Exercise brief:
Scan the records for "true" and copy each line that contains it.

Given data:
--*--

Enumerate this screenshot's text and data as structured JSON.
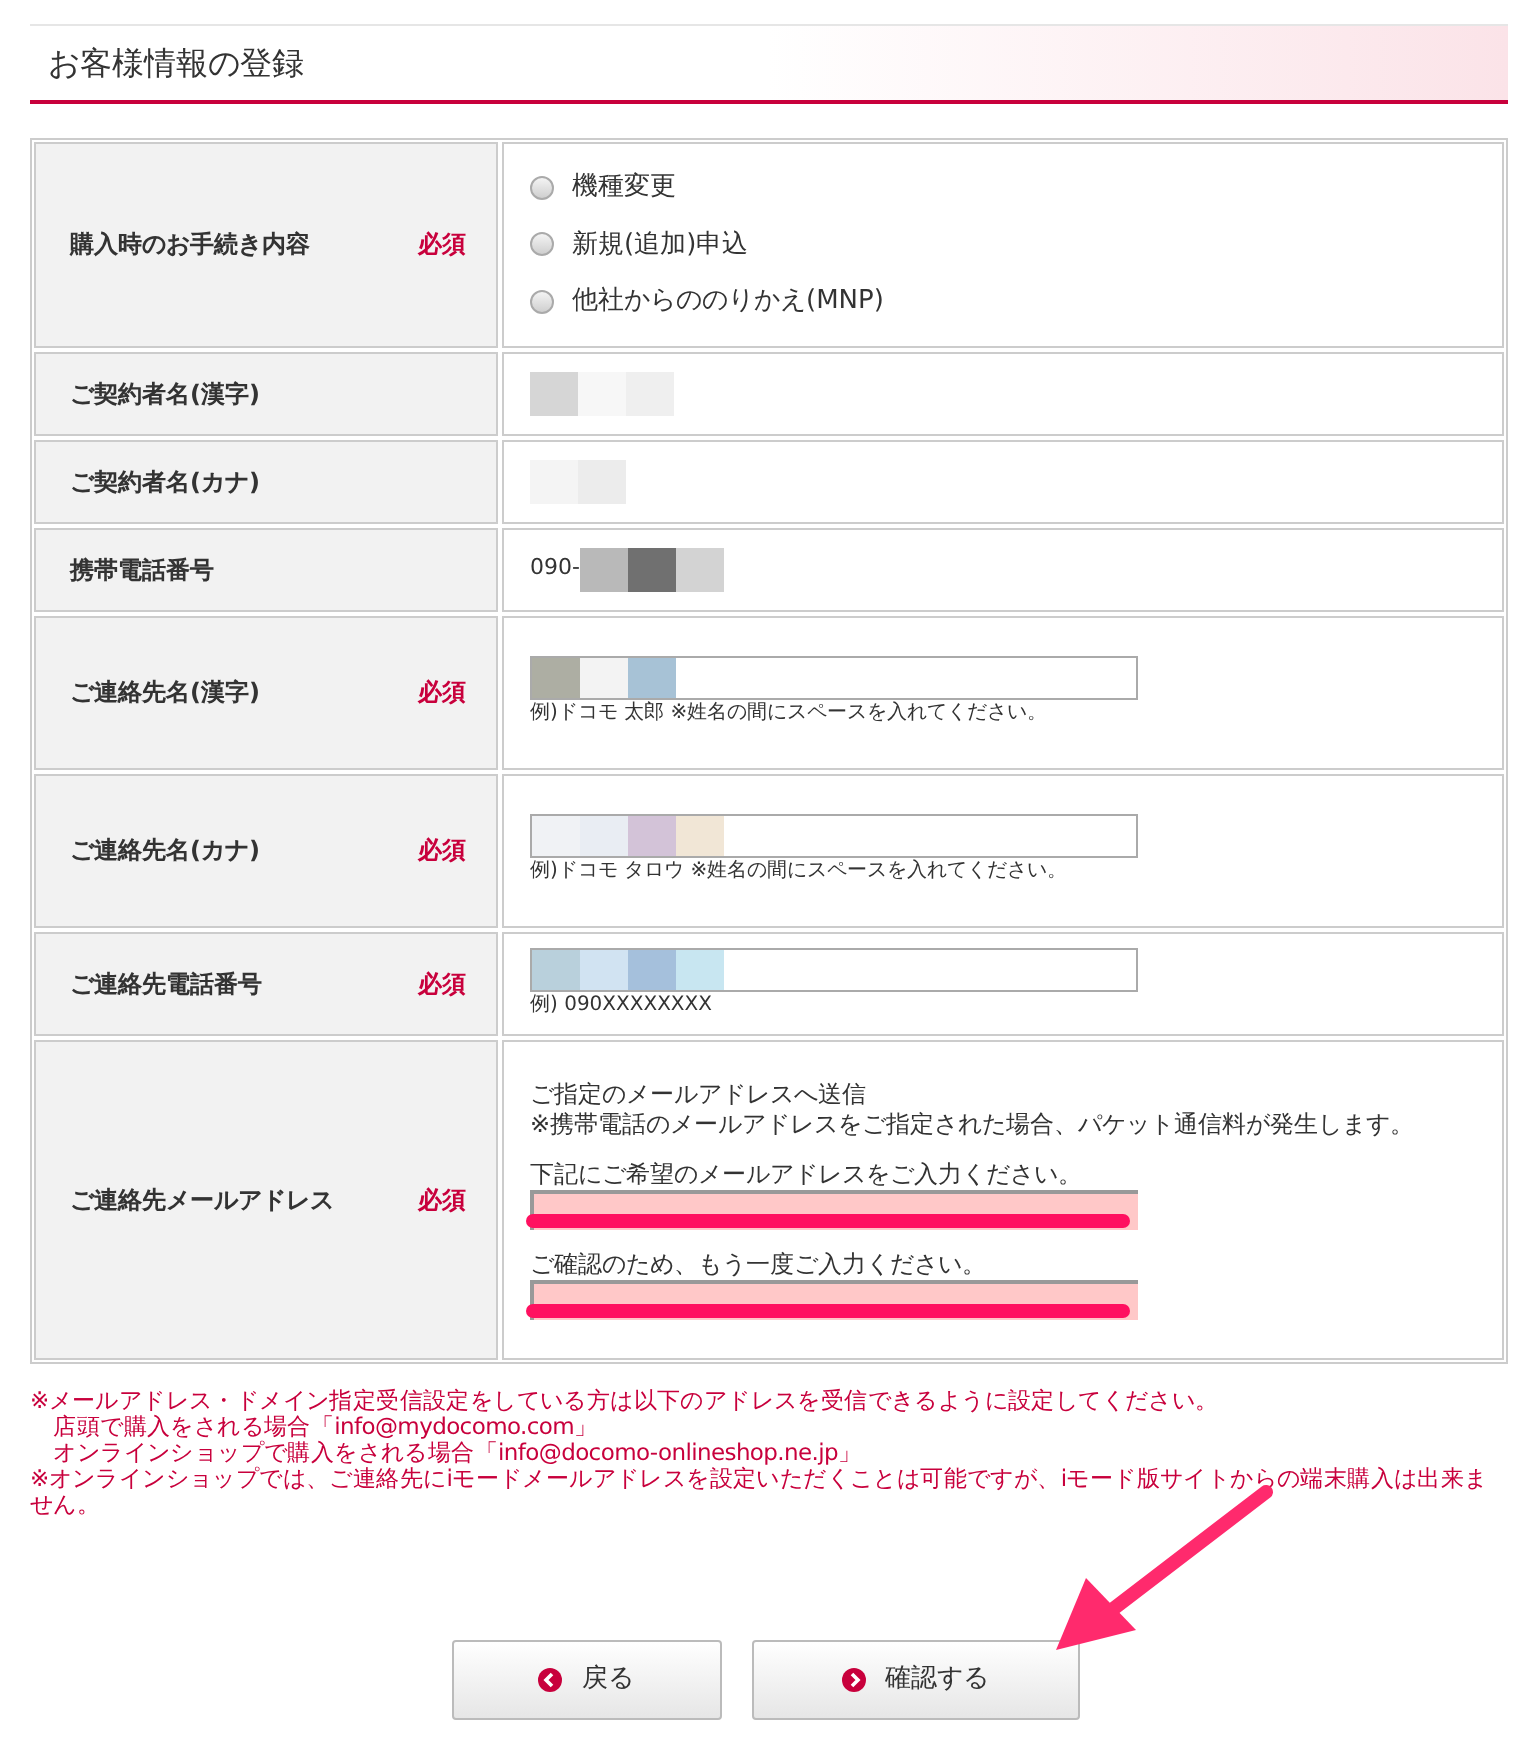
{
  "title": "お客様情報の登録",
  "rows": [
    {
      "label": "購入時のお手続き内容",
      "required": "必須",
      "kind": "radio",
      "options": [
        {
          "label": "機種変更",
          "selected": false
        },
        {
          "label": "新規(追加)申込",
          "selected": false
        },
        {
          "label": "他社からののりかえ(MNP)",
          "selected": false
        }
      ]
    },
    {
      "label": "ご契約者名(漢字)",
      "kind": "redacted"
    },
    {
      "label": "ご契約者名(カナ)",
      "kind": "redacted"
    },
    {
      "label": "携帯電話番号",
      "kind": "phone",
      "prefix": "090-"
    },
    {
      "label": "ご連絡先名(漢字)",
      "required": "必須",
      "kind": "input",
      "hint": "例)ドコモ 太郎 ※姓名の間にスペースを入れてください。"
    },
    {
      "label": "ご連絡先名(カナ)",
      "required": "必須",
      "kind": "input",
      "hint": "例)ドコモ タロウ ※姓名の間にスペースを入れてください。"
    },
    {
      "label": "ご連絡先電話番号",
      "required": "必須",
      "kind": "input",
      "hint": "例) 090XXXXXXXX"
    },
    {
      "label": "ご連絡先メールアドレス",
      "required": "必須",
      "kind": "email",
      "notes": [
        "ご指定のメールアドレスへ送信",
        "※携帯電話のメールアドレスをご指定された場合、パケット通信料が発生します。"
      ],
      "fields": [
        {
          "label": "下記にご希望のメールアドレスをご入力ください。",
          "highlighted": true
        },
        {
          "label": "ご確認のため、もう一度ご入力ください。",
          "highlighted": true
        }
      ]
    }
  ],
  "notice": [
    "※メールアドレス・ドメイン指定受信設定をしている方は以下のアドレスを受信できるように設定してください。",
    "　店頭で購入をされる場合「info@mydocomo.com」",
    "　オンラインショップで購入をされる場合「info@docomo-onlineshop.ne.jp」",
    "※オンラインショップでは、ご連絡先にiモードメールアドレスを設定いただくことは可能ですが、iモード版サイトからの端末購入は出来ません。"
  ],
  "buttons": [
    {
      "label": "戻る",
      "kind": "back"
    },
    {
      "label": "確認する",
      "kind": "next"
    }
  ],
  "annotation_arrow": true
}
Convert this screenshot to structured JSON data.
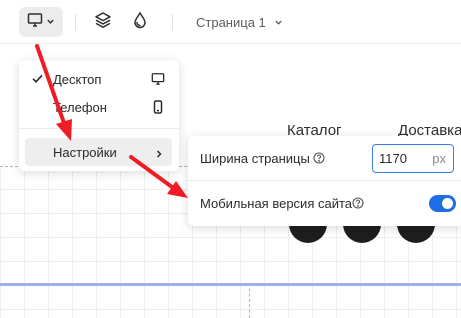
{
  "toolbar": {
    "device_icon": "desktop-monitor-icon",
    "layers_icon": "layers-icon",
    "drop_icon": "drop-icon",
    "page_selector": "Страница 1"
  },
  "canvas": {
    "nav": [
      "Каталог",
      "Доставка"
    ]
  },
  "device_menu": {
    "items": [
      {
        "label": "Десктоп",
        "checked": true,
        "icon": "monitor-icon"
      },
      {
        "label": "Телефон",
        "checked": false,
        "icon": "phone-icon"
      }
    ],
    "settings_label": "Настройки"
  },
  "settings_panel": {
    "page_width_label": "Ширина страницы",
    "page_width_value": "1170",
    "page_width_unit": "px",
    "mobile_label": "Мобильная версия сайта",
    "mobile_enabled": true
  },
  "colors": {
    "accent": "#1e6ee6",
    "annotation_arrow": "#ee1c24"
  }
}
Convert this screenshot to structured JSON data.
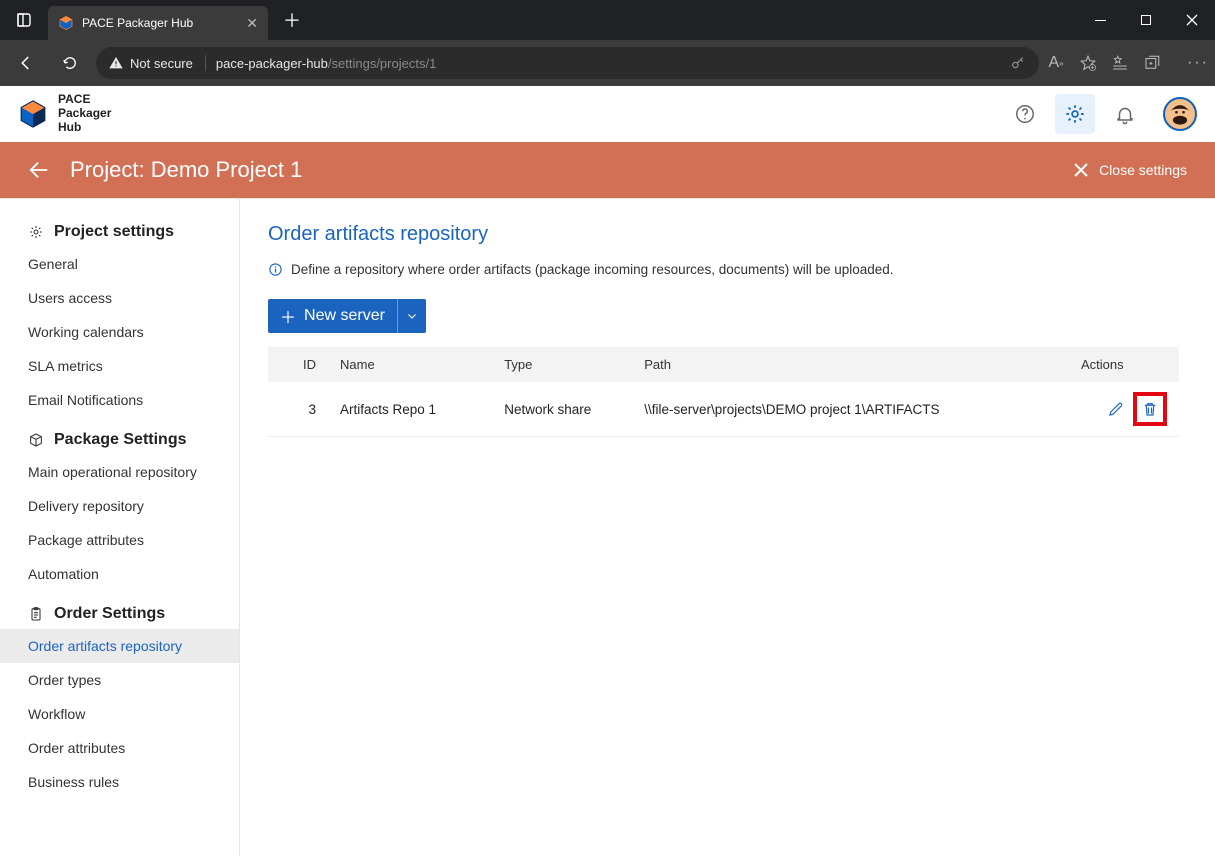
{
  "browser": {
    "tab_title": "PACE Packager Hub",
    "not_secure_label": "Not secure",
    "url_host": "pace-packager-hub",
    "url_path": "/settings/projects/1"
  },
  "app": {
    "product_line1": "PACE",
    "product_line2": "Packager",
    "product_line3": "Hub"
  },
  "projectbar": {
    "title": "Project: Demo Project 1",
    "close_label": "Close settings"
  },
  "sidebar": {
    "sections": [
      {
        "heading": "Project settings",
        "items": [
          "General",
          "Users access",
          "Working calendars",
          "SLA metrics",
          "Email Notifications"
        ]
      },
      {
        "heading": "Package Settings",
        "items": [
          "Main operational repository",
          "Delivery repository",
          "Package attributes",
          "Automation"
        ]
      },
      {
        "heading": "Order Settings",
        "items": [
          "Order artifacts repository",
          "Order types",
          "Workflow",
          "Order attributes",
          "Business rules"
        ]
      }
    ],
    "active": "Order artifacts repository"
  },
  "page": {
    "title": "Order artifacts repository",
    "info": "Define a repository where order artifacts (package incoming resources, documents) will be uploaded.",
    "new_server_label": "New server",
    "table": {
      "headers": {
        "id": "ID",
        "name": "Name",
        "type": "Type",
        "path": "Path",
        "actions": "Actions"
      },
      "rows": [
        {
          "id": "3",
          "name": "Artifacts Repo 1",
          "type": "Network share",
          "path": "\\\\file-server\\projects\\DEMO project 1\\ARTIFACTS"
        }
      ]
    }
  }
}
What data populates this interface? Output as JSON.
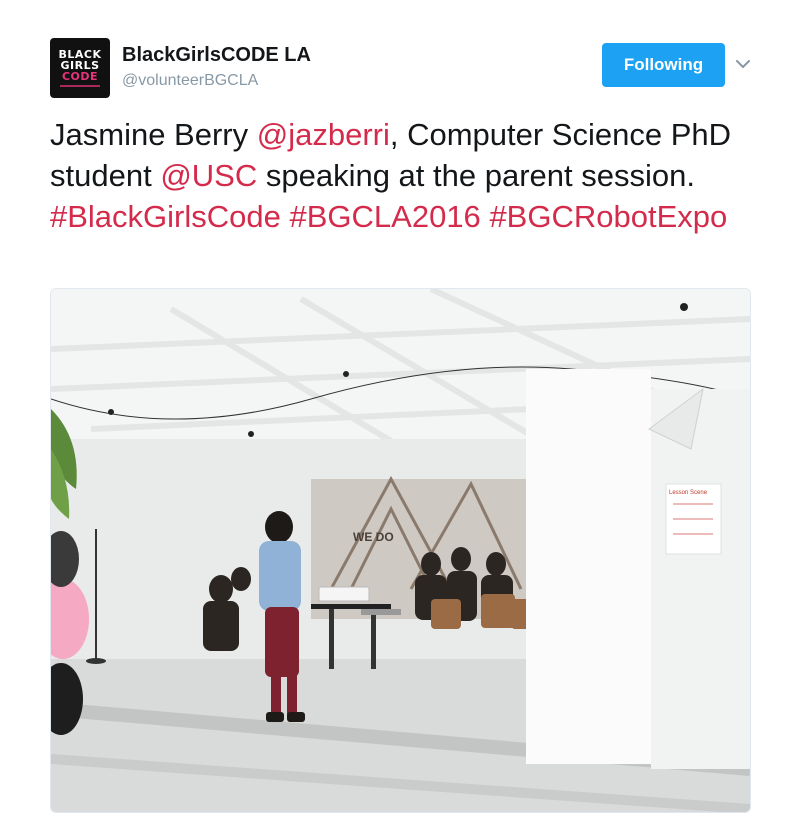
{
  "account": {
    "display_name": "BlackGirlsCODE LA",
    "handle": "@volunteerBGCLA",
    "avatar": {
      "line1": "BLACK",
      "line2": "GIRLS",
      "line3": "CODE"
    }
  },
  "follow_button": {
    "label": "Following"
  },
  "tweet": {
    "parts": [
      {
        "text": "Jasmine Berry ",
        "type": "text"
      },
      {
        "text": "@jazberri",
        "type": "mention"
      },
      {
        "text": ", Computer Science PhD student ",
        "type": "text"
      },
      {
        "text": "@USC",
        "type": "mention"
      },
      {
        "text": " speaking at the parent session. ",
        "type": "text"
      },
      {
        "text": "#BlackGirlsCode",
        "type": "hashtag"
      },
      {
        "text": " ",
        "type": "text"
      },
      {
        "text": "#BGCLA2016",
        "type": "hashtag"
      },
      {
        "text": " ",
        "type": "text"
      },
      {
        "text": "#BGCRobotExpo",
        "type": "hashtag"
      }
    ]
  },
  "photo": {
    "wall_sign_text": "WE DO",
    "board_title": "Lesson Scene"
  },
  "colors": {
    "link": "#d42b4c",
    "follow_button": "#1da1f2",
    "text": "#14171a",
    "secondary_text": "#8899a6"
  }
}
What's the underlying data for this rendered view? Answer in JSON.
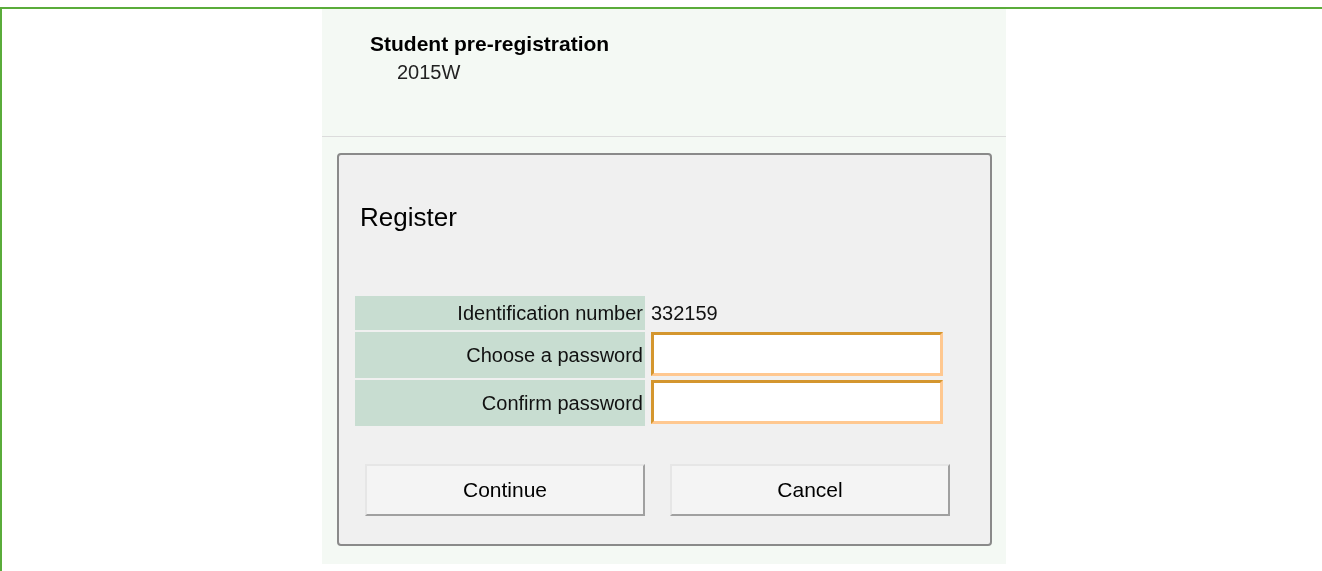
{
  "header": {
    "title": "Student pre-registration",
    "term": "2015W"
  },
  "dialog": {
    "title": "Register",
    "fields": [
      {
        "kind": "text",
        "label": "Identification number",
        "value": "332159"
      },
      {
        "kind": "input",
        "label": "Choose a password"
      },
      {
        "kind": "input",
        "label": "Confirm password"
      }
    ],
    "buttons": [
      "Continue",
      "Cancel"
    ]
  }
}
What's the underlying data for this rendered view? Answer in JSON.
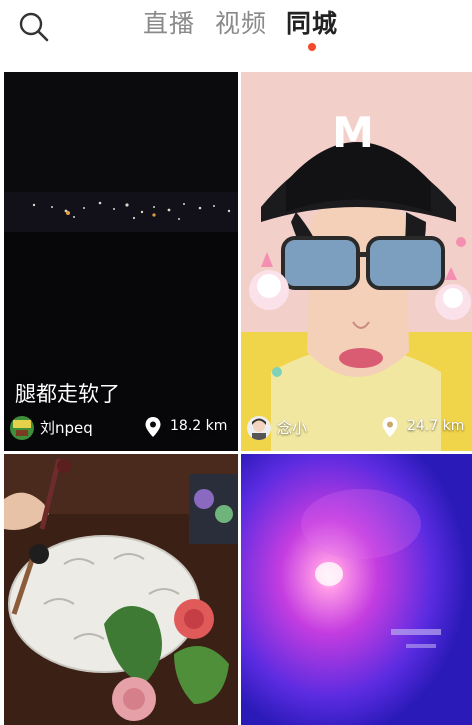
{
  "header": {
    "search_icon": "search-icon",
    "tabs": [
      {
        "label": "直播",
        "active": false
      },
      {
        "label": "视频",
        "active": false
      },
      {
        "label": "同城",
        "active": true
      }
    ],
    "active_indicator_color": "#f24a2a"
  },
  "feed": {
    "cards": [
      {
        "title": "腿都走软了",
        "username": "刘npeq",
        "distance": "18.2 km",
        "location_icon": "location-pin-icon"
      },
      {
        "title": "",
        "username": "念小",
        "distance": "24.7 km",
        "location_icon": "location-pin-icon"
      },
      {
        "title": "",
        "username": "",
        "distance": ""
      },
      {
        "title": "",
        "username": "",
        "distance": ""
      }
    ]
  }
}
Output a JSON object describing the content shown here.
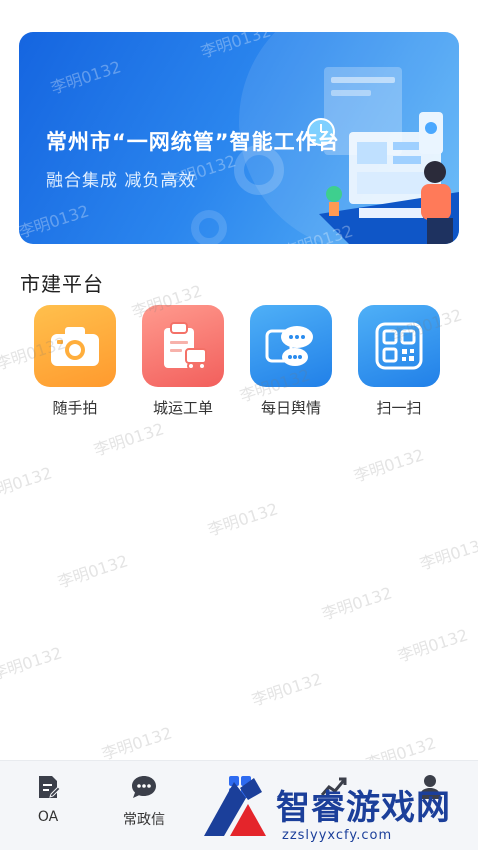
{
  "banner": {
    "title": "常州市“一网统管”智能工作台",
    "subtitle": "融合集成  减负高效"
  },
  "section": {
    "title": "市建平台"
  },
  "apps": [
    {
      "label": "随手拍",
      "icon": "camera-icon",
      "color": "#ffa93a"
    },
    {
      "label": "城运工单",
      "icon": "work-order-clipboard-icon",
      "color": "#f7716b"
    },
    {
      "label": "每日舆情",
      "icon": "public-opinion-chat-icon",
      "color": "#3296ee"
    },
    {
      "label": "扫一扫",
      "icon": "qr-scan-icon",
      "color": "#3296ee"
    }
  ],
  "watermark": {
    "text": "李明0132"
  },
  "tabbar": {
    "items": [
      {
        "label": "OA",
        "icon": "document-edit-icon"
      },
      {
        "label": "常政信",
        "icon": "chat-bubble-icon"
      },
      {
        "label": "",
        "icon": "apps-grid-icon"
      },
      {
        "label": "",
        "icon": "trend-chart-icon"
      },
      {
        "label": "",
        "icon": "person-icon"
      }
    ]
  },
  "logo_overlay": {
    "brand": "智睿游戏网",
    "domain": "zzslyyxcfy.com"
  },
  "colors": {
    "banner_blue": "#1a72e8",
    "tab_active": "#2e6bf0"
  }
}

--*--

Exercise response:
          "highlighted": true
          "highlighted": true
  "annotation_arrow": true
        "checked": true,
    "mobile_enabled": true
        "active": true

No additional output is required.